Hi folks, we’ve added 2 new features to the service.
(NOTE: These enhancements can ONLY be done by the primary contact (i.e. the teacher who originally signed up) at the school who has the ‘PIN’ code.)
Firstly you now have the ability to customise the banner at the top of your screen, so you can personalise your version of the service.
Secondly, you can also turn ‘on’ and ‘off’ the ‘Saved maps’ functionality. Some teachers may have concerns about pupils being able to see each other maps so we have now put it at the discretion of you as teachers.
Simply click the drop down menu on the top right of the screen, enter your PIN and then you can change the sub-header to the name of your school and turn ‘on’ or ‘off’ the ‘Saved Maps’ section.
Kit Rackley, a former teacher and Geographical Association consultant recently delivered a fantastic webinar for us on Mapping your Walk using Digimap for Schools.
This is a fabulous webinar as it has Kit’s son Theo tangibly using the service to map and print their walk!
Click here to view the embedded video.
DIgimap for Schools is now FREE to All schools until 31st July!!!
This morning we learned that Flybe had gone into administration.
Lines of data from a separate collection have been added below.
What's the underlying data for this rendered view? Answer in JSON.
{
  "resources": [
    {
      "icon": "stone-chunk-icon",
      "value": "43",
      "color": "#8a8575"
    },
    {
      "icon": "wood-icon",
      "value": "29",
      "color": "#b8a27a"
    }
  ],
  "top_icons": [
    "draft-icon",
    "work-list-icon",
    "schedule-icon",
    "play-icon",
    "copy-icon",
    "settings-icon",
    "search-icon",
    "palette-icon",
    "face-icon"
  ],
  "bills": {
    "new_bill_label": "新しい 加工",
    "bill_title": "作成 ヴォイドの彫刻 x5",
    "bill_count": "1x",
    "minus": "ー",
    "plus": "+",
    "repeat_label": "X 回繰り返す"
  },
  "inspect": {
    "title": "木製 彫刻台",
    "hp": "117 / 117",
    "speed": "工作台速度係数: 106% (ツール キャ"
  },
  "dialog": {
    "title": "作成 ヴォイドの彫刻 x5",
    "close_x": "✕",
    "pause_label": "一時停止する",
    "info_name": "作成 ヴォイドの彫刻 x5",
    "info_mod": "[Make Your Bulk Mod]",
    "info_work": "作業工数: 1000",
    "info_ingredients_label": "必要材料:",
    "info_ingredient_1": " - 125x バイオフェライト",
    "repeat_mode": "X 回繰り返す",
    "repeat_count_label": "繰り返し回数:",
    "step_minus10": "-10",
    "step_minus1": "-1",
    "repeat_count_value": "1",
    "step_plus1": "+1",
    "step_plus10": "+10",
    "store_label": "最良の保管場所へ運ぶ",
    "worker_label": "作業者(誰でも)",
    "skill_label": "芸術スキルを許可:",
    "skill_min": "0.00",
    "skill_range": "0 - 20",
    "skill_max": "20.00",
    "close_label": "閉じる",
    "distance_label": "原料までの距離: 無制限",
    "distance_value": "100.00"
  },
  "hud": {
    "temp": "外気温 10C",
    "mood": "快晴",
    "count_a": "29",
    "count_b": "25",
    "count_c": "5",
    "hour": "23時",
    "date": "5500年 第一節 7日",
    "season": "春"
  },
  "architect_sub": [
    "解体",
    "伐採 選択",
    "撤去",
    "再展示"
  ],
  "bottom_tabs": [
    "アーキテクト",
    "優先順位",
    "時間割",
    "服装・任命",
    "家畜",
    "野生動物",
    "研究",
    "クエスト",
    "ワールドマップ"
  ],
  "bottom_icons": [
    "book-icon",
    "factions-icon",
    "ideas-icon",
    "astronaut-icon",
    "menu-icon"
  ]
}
Our thoughts and best wishes go out to all staff and businesses that are directly and indirectly effected.
Digimap for Schools has been a regular user of their flights for many years and often allowed us to get to some of the more remote parts of the country in a timely and hassle free manner.
I spent some time this morning mapping the flybe hubs and the major International airports of the UK to see what the likely impact and areas most effected will be. Its the more remote areas like Devon and Cornwall and the Highlands and Islands who will likely feel the impact most…
This week is National Story Telling Week and we wanted to take the opportunity to show some examples of how stories can be brought to life using maps.
Our first story is that of Charles Darwin and the voyage of the Beagle. The Beagle sailed in December 1831 until its return in October 1836. Charles Darwin was onboard and made notes on species which hinted at the fixity of species. Upon his return he developed his theories on evolution through common descent and natural selection. The map below brings to life the voyage that helped shape these theories.
We demonstrated how Digimap for Schools can be used to recount the story of an historic event. The historic event described was the sinking of HMS Iolaire near Stornoway on the 1st January 1919 with the loss of 205 local men returning from WWI, one of the worst maritime disasters in UK waters during the 20th century.
The example below uses Digimap for Schools to map a timeline of the tragic events on the night of the sinking of HMS Iolaire.
This weekend is the RSPB Big Garden Bird Watch #RSPB #BigGardenBirdWatch.
We decided to have a go at mapping the birds in our garden in advance! We simply recorded the species with the number of times we’d spotted it.
This is a great tweet, highlighting the range of industries that geo-spatial data is used in.
Digimap for Schools was established with this goal in mind… to expose children to geo-spatial data at a young age so they could start developing these skills. These skills are becoming increasingly in demand as well! #nevertooyoungtostart #startmappingsearly
Just thought it was worth sharing this amazing testimonial we got this week from one of our amazing Primary Schools!